    $sql = "UPDATE item SET item_blob = ? WHERE item_id =  ?";
 
    // Prepare statement and link it to a connection.
    if (mysqli_stmt_prepare($stmt,$sql)) {
      mysqli_stmt_bind_param($stmt,"bi",$item_blob,$id);
 
      $start = 0;
      $chunk = 8192;
      while ($start < strlen($item_blob)) {
        mysqli_send_long_data($stmt,0,substr($item_blob,$start,$chunk));
        $start += $chunk;
      }

You can find the code in that blog page referenced. Hope it helps some folks.

Written by maclochlainn

July 9th, 2009 at 2:57 am

Posted in LAMP,MAMP,MySQL,PHP

Zend Java Bridge 32-bit

with 2 comments

I just wanted to see how Zend Server Community Edition might be broken. Performing a full feature install on Windows x64, I confirmed that Zend Server’s Java Bridge depends on the 32-bit JRE (common sense prevails). Installing it against the JRE 64-bit jvm.dll did raised an exception but none of the instructions address the problem.

It’s one of those simplifying assumptions – everybody knows 32-bit software works with 32-bit software. Anybody running on Windows XP x64 should know that they may need a JDK 64-bit and both a JRE 64-bit and JRE 32-bit for some applications. For those who don’t know this, like my students and other newbies, when you run Windows XP the 64-bit stuff goes in the C:\Program Files directory and the 32-bit stuff goes in the C:\Program Files (x86) directory. This lets you develop 32-bit or 64-bit Java applications on the same 64-bit machine.

zendbroken

Another tidbit of interest, don’t choose a full install if you’ve already installed MySQL. The Zend Community Server isn’t smart enough to alter the configuration to another port, and their my.ini points to a 3306 listener port. This causes the MySQL_ZendServer51 service to fail. It also doesn’t uninstall well. If you don’t want to clean the Windows Registry, don’t choose to install a second MySQL.
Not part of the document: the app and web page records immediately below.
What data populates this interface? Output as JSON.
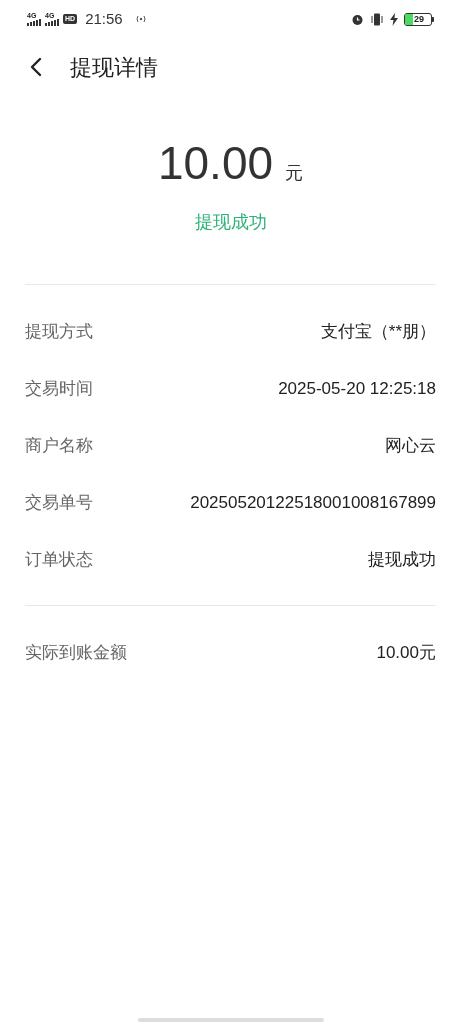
{
  "status_bar": {
    "signal_1": "4G",
    "signal_2": "4G",
    "hd": "HD",
    "time": "21:56",
    "battery": "29"
  },
  "header": {
    "title": "提现详情"
  },
  "amount": {
    "value": "10.00",
    "unit": "元",
    "status": "提现成功"
  },
  "details": [
    {
      "label": "提现方式",
      "value": "支付宝（**朋）"
    },
    {
      "label": "交易时间",
      "value": "2025-05-20 12:25:18"
    },
    {
      "label": "商户名称",
      "value": "网心云"
    },
    {
      "label": "交易单号",
      "value": "20250520122518001008167899"
    },
    {
      "label": "订单状态",
      "value": "提现成功"
    }
  ],
  "total": {
    "label": "实际到账金额",
    "value": "10.00元"
  }
}
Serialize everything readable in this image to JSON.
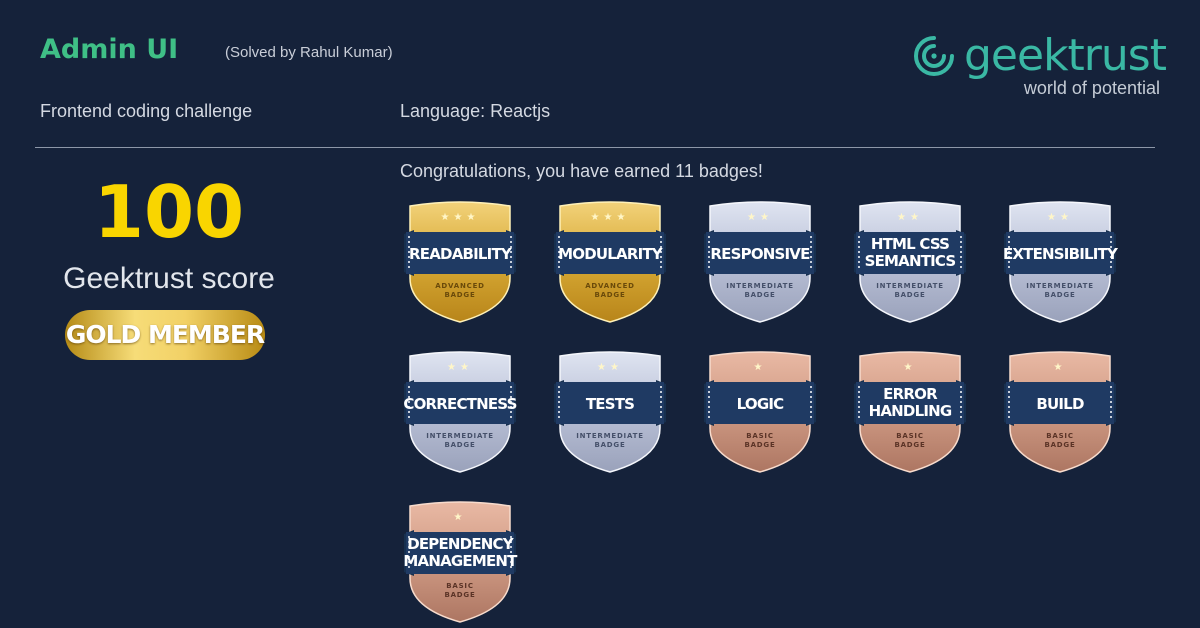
{
  "header": {
    "title": "Admin UI",
    "solved_by": "(Solved by Rahul Kumar)",
    "subtitle": "Frontend coding challenge",
    "language": "Language: Reactjs"
  },
  "logo": {
    "name": "geektrust",
    "tagline": "world of potential",
    "icon": "geektrust-logo-icon"
  },
  "score": {
    "value": "100",
    "label": "Geektrust score",
    "membership": "GOLD MEMBER"
  },
  "congrats": "Congratulations, you have earned 11 badges!",
  "colors": {
    "accent_green": "#3fbf86",
    "score_yellow": "#f9d500",
    "background": "#15223a",
    "gold": "#e3b53a",
    "silver": "#c4cbdf",
    "bronze": "#d09c86",
    "ribbon": "#1f3a63"
  },
  "badges": [
    {
      "name": "READABILITY",
      "lines": [
        "READABILITY"
      ],
      "tier": "gold",
      "stars": 3,
      "level": [
        "ADVANCED",
        "BADGE"
      ]
    },
    {
      "name": "MODULARITY",
      "lines": [
        "MODULARITY"
      ],
      "tier": "gold",
      "stars": 3,
      "level": [
        "ADVANCED",
        "BADGE"
      ]
    },
    {
      "name": "RESPONSIVE",
      "lines": [
        "RESPONSIVE"
      ],
      "tier": "silver",
      "stars": 2,
      "level": [
        "INTERMEDIATE",
        "BADGE"
      ]
    },
    {
      "name": "HTML CSS SEMANTICS",
      "lines": [
        "HTML CSS",
        "SEMANTICS"
      ],
      "tier": "silver",
      "stars": 2,
      "level": [
        "INTERMEDIATE",
        "BADGE"
      ]
    },
    {
      "name": "EXTENSIBILITY",
      "lines": [
        "EXTENSIBILITY"
      ],
      "tier": "silver",
      "stars": 2,
      "level": [
        "INTERMEDIATE",
        "BADGE"
      ]
    },
    {
      "name": "CORRECTNESS",
      "lines": [
        "CORRECTNESS"
      ],
      "tier": "silver",
      "stars": 2,
      "level": [
        "INTERMEDIATE",
        "BADGE"
      ]
    },
    {
      "name": "TESTS",
      "lines": [
        "TESTS"
      ],
      "tier": "silver",
      "stars": 2,
      "level": [
        "INTERMEDIATE",
        "BADGE"
      ]
    },
    {
      "name": "LOGIC",
      "lines": [
        "LOGIC"
      ],
      "tier": "bronze",
      "stars": 1,
      "level": [
        "BASIC",
        "BADGE"
      ]
    },
    {
      "name": "ERROR HANDLING",
      "lines": [
        "ERROR",
        "HANDLING"
      ],
      "tier": "bronze",
      "stars": 1,
      "level": [
        "BASIC",
        "BADGE"
      ]
    },
    {
      "name": "BUILD",
      "lines": [
        "BUILD"
      ],
      "tier": "bronze",
      "stars": 1,
      "level": [
        "BASIC",
        "BADGE"
      ]
    },
    {
      "name": "DEPENDENCY MANAGEMENT",
      "lines": [
        "DEPENDENCY",
        "MANAGEMENT"
      ],
      "tier": "bronze",
      "stars": 1,
      "level": [
        "BASIC",
        "BADGE"
      ]
    }
  ]
}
As an FYI, the Zend installation of MySQL doesn’t put a password on the root account. Don’t forget to add one after the install if you go down the full product road. This has the Zend Server Community Edition installation instructions.

Written by maclochlainn

July 7th, 2009 at 9:39 pm